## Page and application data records
──────────

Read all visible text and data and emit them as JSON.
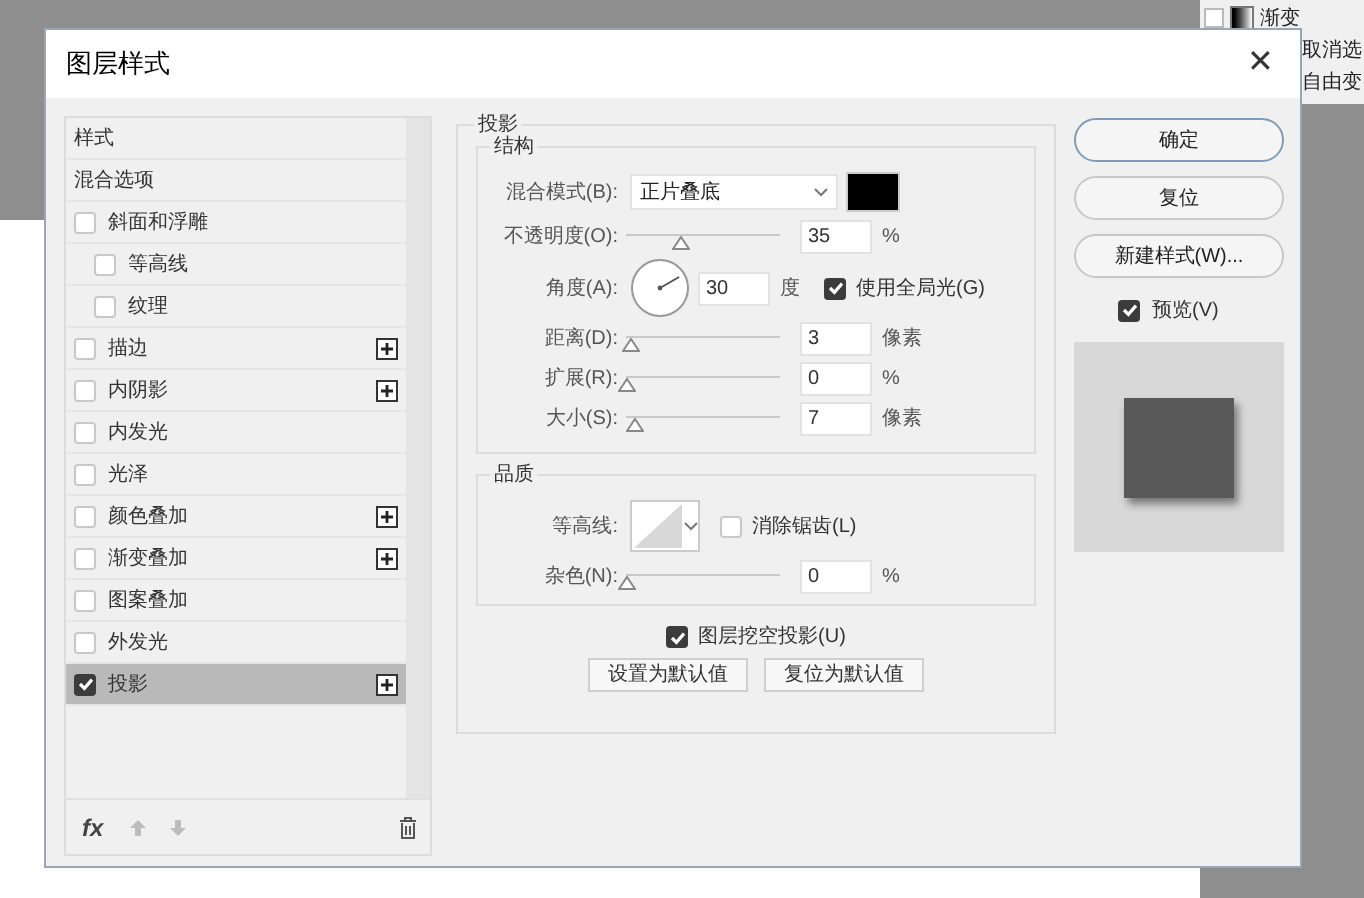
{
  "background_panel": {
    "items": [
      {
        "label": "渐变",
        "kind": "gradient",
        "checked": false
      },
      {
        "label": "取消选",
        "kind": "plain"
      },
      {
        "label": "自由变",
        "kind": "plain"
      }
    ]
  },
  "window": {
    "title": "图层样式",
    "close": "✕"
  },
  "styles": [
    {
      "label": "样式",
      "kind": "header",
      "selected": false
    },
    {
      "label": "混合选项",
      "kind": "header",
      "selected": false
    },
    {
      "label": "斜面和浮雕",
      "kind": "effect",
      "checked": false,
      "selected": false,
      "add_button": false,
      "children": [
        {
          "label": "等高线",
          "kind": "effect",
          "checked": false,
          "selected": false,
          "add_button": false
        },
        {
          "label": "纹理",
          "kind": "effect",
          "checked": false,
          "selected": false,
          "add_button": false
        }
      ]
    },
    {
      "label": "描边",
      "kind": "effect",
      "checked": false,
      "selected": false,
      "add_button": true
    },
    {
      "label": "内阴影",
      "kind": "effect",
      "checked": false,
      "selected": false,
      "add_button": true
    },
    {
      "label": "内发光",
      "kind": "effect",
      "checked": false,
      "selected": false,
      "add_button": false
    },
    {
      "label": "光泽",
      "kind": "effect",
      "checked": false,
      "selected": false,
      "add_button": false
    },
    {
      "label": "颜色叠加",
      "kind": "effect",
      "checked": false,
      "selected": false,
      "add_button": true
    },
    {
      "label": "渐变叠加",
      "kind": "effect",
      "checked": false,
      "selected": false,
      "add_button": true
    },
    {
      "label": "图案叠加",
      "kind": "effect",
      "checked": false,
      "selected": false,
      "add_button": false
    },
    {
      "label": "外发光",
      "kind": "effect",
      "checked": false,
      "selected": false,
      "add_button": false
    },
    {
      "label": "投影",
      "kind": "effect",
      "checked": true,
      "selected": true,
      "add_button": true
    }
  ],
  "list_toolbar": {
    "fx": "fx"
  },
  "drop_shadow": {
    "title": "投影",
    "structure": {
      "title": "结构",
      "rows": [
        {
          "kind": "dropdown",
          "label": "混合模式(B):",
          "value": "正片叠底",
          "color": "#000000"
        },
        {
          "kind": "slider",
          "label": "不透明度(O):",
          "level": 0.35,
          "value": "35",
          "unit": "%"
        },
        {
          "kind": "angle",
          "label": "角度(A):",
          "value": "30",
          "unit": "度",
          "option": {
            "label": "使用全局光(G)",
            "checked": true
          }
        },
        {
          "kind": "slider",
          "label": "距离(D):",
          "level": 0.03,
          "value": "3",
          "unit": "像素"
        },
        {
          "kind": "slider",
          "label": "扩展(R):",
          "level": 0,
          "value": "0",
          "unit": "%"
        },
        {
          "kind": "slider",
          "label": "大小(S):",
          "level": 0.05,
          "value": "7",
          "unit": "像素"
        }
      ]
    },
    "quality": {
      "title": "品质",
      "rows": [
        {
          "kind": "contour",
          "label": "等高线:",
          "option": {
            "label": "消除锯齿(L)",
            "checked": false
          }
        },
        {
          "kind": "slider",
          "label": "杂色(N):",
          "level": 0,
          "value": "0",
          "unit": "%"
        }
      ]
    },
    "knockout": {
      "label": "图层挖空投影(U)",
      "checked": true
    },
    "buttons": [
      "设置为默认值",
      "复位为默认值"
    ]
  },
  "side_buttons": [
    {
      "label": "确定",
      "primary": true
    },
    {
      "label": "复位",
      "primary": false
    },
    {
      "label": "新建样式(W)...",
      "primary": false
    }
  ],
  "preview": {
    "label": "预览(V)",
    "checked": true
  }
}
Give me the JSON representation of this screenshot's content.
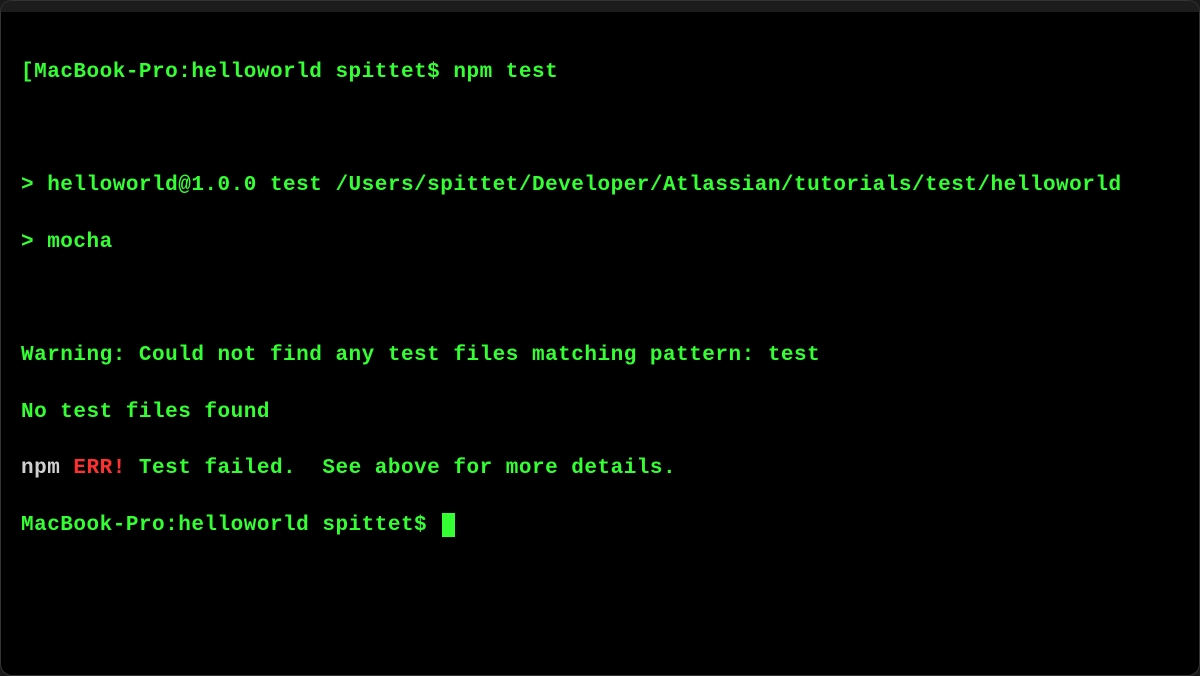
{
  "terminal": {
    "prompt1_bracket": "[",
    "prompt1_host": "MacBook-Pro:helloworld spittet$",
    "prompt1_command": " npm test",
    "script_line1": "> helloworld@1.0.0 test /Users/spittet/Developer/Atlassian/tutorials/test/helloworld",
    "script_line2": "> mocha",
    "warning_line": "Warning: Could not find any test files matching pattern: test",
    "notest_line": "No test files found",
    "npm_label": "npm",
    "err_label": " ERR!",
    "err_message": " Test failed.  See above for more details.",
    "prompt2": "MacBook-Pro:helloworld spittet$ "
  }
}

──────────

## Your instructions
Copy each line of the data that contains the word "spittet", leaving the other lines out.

## Task output
    "prompt1_host": "MacBook-Pro:helloworld spittet$",
    "script_line1": "> helloworld@1.0.0 test /Users/spittet/Developer/Atlassian/tutorials/test/helloworld",
    "prompt2": "MacBook-Pro:helloworld spittet$ "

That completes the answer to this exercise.